**Input**
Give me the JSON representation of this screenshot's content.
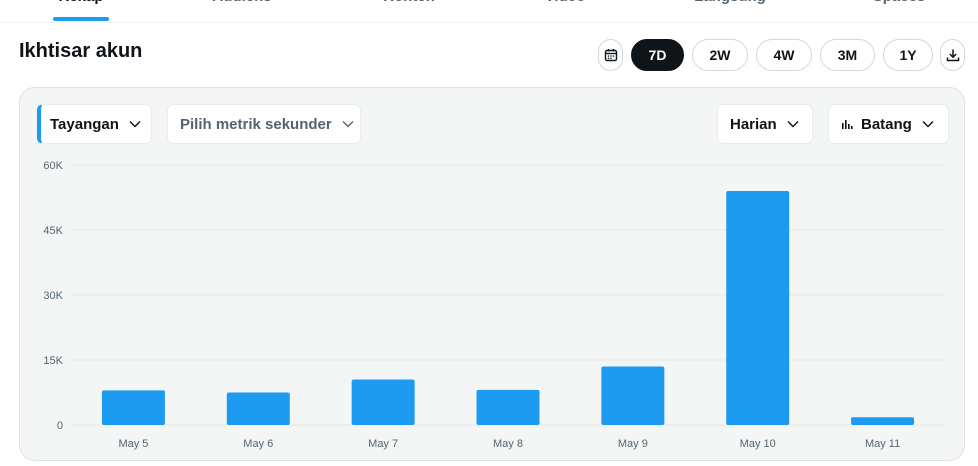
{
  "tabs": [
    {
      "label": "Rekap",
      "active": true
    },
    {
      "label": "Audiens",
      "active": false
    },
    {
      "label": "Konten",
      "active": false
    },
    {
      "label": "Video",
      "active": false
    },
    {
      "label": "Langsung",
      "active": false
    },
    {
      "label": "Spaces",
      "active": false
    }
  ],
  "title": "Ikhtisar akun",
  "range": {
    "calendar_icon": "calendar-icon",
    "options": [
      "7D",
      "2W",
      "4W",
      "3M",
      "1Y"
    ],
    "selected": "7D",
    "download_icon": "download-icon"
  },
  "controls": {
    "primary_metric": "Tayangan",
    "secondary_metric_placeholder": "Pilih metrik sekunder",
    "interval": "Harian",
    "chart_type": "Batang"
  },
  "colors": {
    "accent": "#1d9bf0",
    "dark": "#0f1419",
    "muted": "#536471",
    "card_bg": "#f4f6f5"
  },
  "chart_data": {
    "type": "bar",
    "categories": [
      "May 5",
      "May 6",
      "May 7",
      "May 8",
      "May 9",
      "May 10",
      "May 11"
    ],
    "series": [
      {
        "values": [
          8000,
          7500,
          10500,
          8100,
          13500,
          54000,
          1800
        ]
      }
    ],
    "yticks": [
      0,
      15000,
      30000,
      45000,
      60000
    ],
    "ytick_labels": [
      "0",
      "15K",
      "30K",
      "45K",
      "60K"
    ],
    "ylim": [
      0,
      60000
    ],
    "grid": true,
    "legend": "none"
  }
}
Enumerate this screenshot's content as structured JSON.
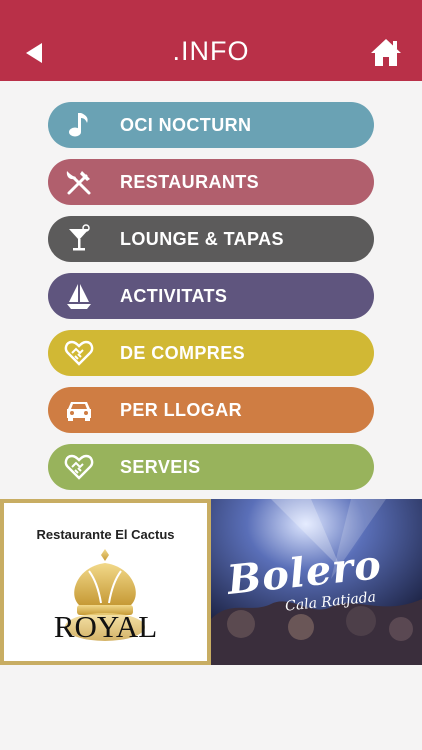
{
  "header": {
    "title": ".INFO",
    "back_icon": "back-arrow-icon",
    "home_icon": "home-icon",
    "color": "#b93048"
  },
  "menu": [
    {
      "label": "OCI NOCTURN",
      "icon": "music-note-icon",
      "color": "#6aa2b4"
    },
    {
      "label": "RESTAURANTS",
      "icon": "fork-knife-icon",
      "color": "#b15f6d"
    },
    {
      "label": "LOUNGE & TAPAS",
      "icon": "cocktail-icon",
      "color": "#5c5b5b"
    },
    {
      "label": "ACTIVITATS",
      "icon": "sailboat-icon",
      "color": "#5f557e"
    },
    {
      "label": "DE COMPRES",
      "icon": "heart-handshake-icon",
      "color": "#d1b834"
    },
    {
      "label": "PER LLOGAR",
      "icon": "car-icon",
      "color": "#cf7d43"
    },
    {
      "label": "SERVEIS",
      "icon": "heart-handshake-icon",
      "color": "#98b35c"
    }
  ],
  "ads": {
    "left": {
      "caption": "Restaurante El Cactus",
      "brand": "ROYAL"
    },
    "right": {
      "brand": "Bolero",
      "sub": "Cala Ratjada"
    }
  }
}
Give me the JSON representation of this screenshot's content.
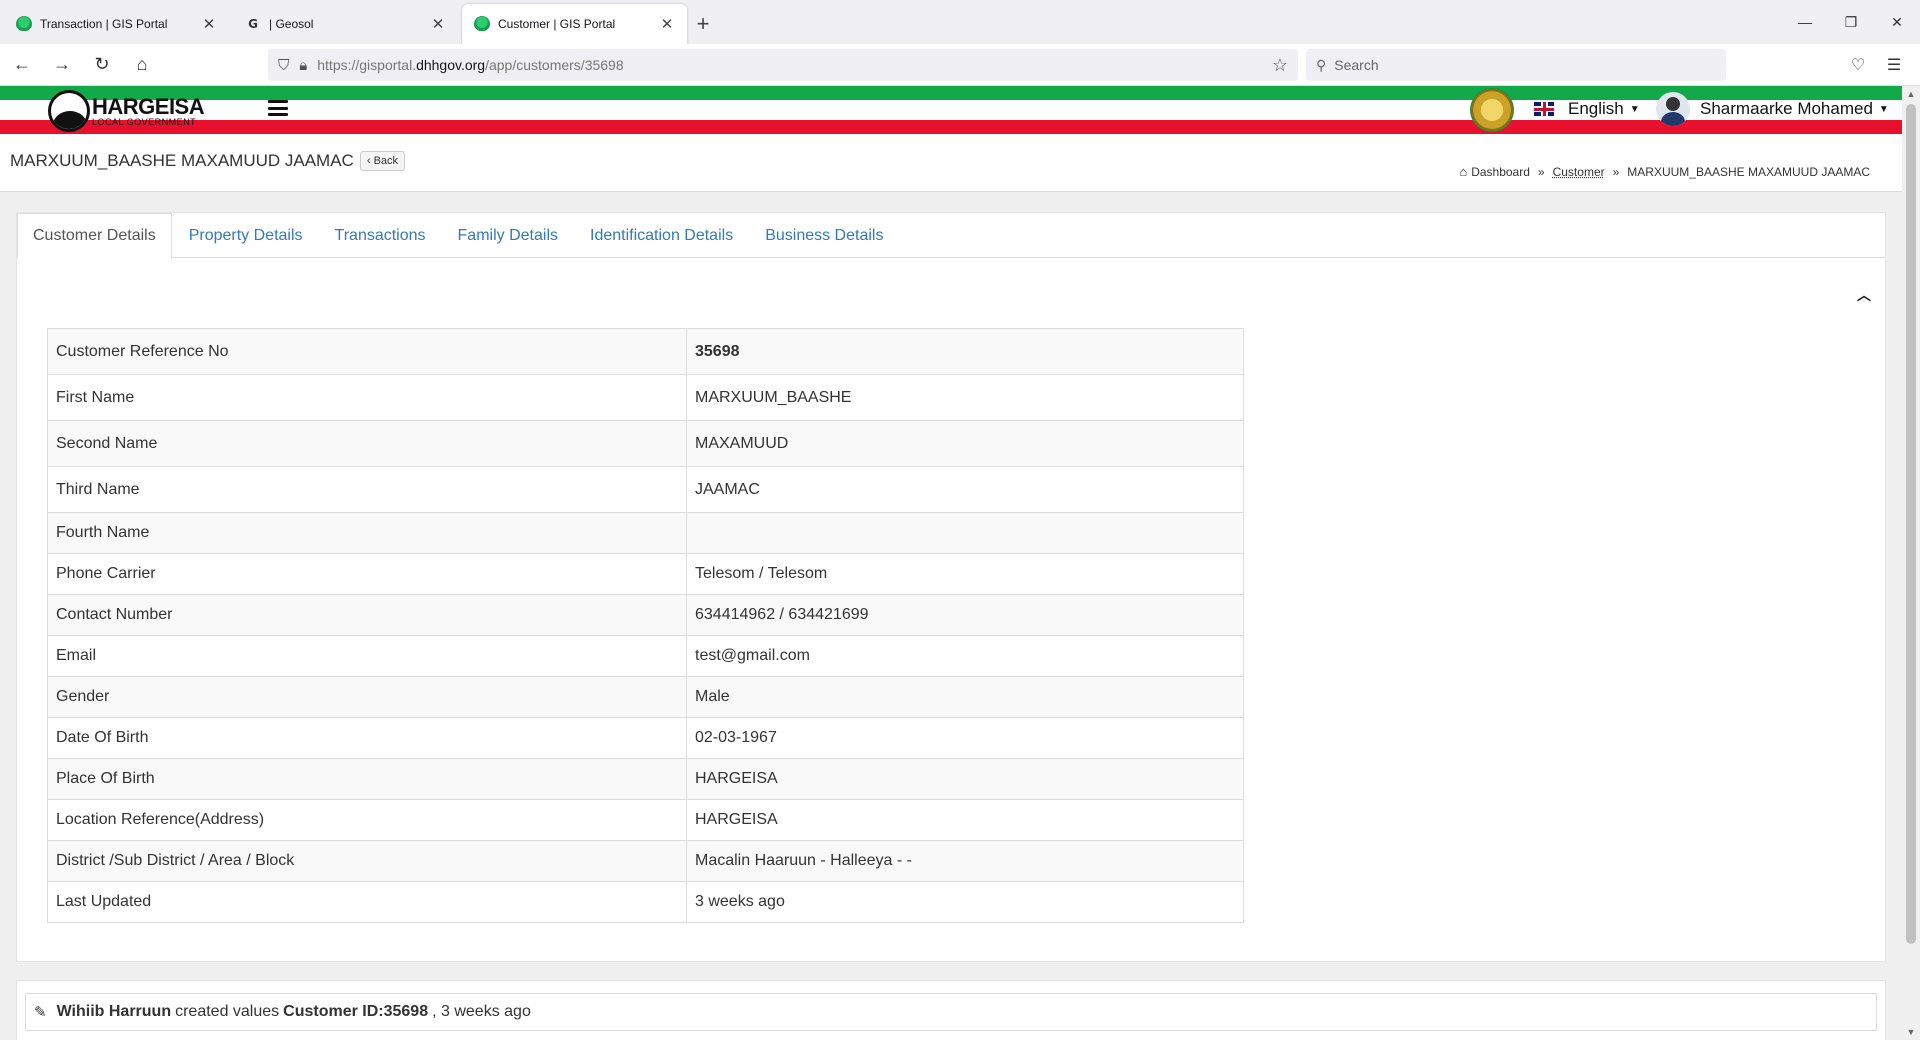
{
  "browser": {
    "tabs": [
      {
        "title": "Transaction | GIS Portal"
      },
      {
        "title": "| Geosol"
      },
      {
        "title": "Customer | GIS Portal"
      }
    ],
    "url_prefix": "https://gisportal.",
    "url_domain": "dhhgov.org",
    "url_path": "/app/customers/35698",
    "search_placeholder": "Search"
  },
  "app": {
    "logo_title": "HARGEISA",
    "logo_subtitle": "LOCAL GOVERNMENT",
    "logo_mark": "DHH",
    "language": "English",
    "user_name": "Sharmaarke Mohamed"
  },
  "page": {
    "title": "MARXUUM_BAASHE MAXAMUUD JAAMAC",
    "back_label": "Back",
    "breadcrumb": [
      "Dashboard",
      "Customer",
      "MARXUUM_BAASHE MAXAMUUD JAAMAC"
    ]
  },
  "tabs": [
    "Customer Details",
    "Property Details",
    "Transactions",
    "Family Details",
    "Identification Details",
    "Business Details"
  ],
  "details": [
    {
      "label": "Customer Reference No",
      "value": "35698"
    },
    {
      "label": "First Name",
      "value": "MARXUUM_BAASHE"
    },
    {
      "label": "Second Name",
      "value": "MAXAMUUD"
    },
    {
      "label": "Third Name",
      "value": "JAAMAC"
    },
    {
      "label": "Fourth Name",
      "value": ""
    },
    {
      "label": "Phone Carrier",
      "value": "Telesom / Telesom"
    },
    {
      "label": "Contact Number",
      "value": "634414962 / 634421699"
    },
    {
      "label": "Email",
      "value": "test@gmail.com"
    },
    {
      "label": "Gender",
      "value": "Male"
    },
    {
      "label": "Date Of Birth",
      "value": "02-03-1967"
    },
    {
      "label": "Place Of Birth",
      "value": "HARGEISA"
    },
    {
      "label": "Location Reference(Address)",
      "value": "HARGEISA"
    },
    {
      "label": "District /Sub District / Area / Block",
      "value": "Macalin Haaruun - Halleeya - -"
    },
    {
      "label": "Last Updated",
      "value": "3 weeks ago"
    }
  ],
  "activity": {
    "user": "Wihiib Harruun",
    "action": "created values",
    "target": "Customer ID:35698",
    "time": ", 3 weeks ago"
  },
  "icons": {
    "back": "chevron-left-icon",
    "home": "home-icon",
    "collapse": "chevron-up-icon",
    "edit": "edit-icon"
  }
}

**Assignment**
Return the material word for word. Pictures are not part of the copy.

**Output below**
Give me the JSON representation of this screenshot's content.
{
  "tabs": [
    {
      "label": "Rekap",
      "active": true
    },
    {
      "label": "Audiens",
      "active": false
    },
    {
      "label": "Konten",
      "active": false
    },
    {
      "label": "Video",
      "active": false
    },
    {
      "label": "Langsung",
      "active": false
    },
    {
      "label": "Spaces",
      "active": false
    }
  ],
  "title": "Ikhtisar akun",
  "range": {
    "calendar_icon": "calendar-icon",
    "options": [
      "7D",
      "2W",
      "4W",
      "3M",
      "1Y"
    ],
    "selected": "7D",
    "download_icon": "download-icon"
  },
  "controls": {
    "primary_metric": "Tayangan",
    "secondary_metric_placeholder": "Pilih metrik sekunder",
    "interval": "Harian",
    "chart_type": "Batang"
  },
  "colors": {
    "accent": "#1d9bf0",
    "dark": "#0f1419",
    "muted": "#536471",
    "card_bg": "#f4f6f5"
  },
  "chart_data": {
    "type": "bar",
    "categories": [
      "May 5",
      "May 6",
      "May 7",
      "May 8",
      "May 9",
      "May 10",
      "May 11"
    ],
    "series": [
      {
        "values": [
          8000,
          7500,
          10500,
          8100,
          13500,
          54000,
          1800
        ]
      }
    ],
    "yticks": [
      0,
      15000,
      30000,
      45000,
      60000
    ],
    "ytick_labels": [
      "0",
      "15K",
      "30K",
      "45K",
      "60K"
    ],
    "ylim": [
      0,
      60000
    ],
    "grid": true,
    "legend": "none"
  }
}
Enumerate this screenshot's content as structured JSON.
{
  "header": {
    "title": ".INFO",
    "back_icon": "back-arrow-icon",
    "home_icon": "home-icon",
    "color": "#b93048"
  },
  "menu": [
    {
      "label": "OCI NOCTURN",
      "icon": "music-note-icon",
      "color": "#6aa2b4"
    },
    {
      "label": "RESTAURANTS",
      "icon": "fork-knife-icon",
      "color": "#b15f6d"
    },
    {
      "label": "LOUNGE & TAPAS",
      "icon": "cocktail-icon",
      "color": "#5c5b5b"
    },
    {
      "label": "ACTIVITATS",
      "icon": "sailboat-icon",
      "color": "#5f557e"
    },
    {
      "label": "DE COMPRES",
      "icon": "heart-handshake-icon",
      "color": "#d1b834"
    },
    {
      "label": "PER LLOGAR",
      "icon": "car-icon",
      "color": "#cf7d43"
    },
    {
      "label": "SERVEIS",
      "icon": "heart-handshake-icon",
      "color": "#98b35c"
    }
  ],
  "ads": {
    "left": {
      "caption": "Restaurante El Cactus",
      "brand": "ROYAL"
    },
    "right": {
      "brand": "Bolero",
      "sub": "Cala Ratjada"
    }
  }
}
Give me the JSON representation of this screenshot's content.
{
  "browser": {
    "tabs": [
      {
        "title": "Transaction | GIS Portal"
      },
      {
        "title": "| Geosol"
      },
      {
        "title": "Customer | GIS Portal"
      }
    ],
    "url_prefix": "https://gisportal.",
    "url_domain": "dhhgov.org",
    "url_path": "/app/customers/35698",
    "search_placeholder": "Search"
  },
  "app": {
    "logo_title": "HARGEISA",
    "logo_subtitle": "LOCAL GOVERNMENT",
    "logo_mark": "DHH",
    "language": "English",
    "user_name": "Sharmaarke Mohamed"
  },
  "page": {
    "title": "MARXUUM_BAASHE MAXAMUUD JAAMAC",
    "back_label": "Back",
    "breadcrumb": [
      "Dashboard",
      "Customer",
      "MARXUUM_BAASHE MAXAMUUD JAAMAC"
    ]
  },
  "tabs": [
    "Customer Details",
    "Property Details",
    "Transactions",
    "Family Details",
    "Identification Details",
    "Business Details"
  ],
  "details": [
    {
      "label": "Customer Reference No",
      "value": "35698"
    },
    {
      "label": "First Name",
      "value": "MARXUUM_BAASHE"
    },
    {
      "label": "Second Name",
      "value": "MAXAMUUD"
    },
    {
      "label": "Third Name",
      "value": "JAAMAC"
    },
    {
      "label": "Fourth Name",
      "value": ""
    },
    {
      "label": "Phone Carrier",
      "value": "Telesom / Telesom"
    },
    {
      "label": "Contact Number",
      "value": "634414962 / 634421699"
    },
    {
      "label": "Email",
      "value": "test@gmail.com"
    },
    {
      "label": "Gender",
      "value": "Male"
    },
    {
      "label": "Date Of Birth",
      "value": "02-03-1967"
    },
    {
      "label": "Place Of Birth",
      "value": "HARGEISA"
    },
    {
      "label": "Location Reference(Address)",
      "value": "HARGEISA"
    },
    {
      "label": "District /Sub District / Area / Block",
      "value": "Macalin Haaruun - Halleeya - -"
    },
    {
      "label": "Last Updated",
      "value": "3 weeks ago"
    }
  ],
  "activity": {
    "user": "Wihiib Harruun",
    "action": "created values",
    "target": "Customer ID:35698",
    "time": ", 3 weeks ago"
  },
  "icons": {
    "back": "chevron-left-icon",
    "home": "home-icon",
    "collapse": "chevron-up-icon",
    "edit": "edit-icon"
  }
}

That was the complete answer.